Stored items
────────────────────
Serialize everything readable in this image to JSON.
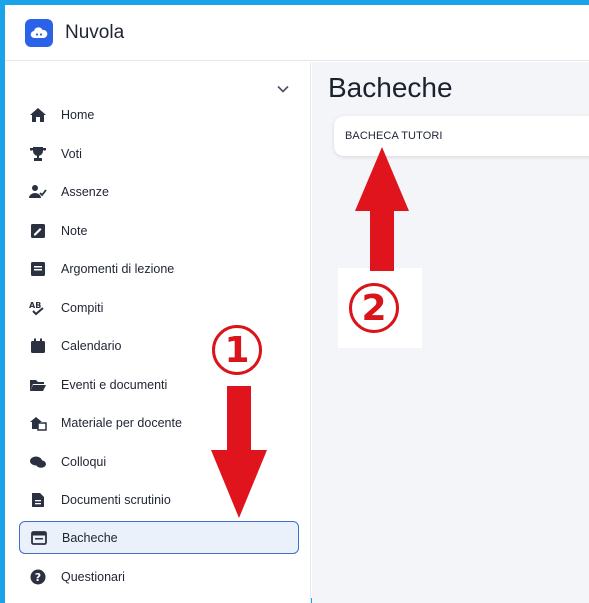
{
  "app": {
    "title": "Nuvola",
    "logo_icon": "cloud-icon"
  },
  "sidebar": {
    "collapse_icon": "chevron-down-icon",
    "items": [
      {
        "label": "Home",
        "icon": "home-icon"
      },
      {
        "label": "Voti",
        "icon": "trophy-icon"
      },
      {
        "label": "Assenze",
        "icon": "user-check-icon"
      },
      {
        "label": "Note",
        "icon": "note-icon"
      },
      {
        "label": "Argomenti di lezione",
        "icon": "lesson-topics-icon"
      },
      {
        "label": "Compiti",
        "icon": "spellcheck-icon"
      },
      {
        "label": "Calendario",
        "icon": "calendar-icon"
      },
      {
        "label": "Eventi e documenti",
        "icon": "folder-open-icon"
      },
      {
        "label": "Materiale per docente",
        "icon": "teacher-material-icon"
      },
      {
        "label": "Colloqui",
        "icon": "chat-icon"
      },
      {
        "label": "Documenti scrutinio",
        "icon": "document-icon"
      },
      {
        "label": "Bacheche",
        "icon": "board-icon",
        "active": true
      },
      {
        "label": "Questionari",
        "icon": "question-icon"
      }
    ]
  },
  "main": {
    "title": "Bacheche",
    "boards": [
      {
        "label": "BACHECA TUTORI"
      }
    ]
  },
  "annotations": {
    "callout_1": "1",
    "callout_2": "2",
    "arrow_color": "#e0141c"
  },
  "colors": {
    "frame": "#1aa3e8",
    "accent": "#2a62e8",
    "active_border": "#3d6fcf",
    "active_bg": "#eaf1fb",
    "main_bg": "#f4f5f8"
  }
}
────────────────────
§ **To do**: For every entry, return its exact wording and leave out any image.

§ **Response to the exercise**:
Serialize everything readable in this image to JSON.
{
  "app": {
    "title": "Nuvola",
    "logo_icon": "cloud-icon"
  },
  "sidebar": {
    "collapse_icon": "chevron-down-icon",
    "items": [
      {
        "label": "Home",
        "icon": "home-icon"
      },
      {
        "label": "Voti",
        "icon": "trophy-icon"
      },
      {
        "label": "Assenze",
        "icon": "user-check-icon"
      },
      {
        "label": "Note",
        "icon": "note-icon"
      },
      {
        "label": "Argomenti di lezione",
        "icon": "lesson-topics-icon"
      },
      {
        "label": "Compiti",
        "icon": "spellcheck-icon"
      },
      {
        "label": "Calendario",
        "icon": "calendar-icon"
      },
      {
        "label": "Eventi e documenti",
        "icon": "folder-open-icon"
      },
      {
        "label": "Materiale per docente",
        "icon": "teacher-material-icon"
      },
      {
        "label": "Colloqui",
        "icon": "chat-icon"
      },
      {
        "label": "Documenti scrutinio",
        "icon": "document-icon"
      },
      {
        "label": "Bacheche",
        "icon": "board-icon",
        "active": true
      },
      {
        "label": "Questionari",
        "icon": "question-icon"
      }
    ]
  },
  "main": {
    "title": "Bacheche",
    "boards": [
      {
        "label": "BACHECA TUTORI"
      }
    ]
  },
  "annotations": {
    "callout_1": "1",
    "callout_2": "2",
    "arrow_color": "#e0141c"
  },
  "colors": {
    "frame": "#1aa3e8",
    "accent": "#2a62e8",
    "active_border": "#3d6fcf",
    "active_bg": "#eaf1fb",
    "main_bg": "#f4f5f8"
  }
}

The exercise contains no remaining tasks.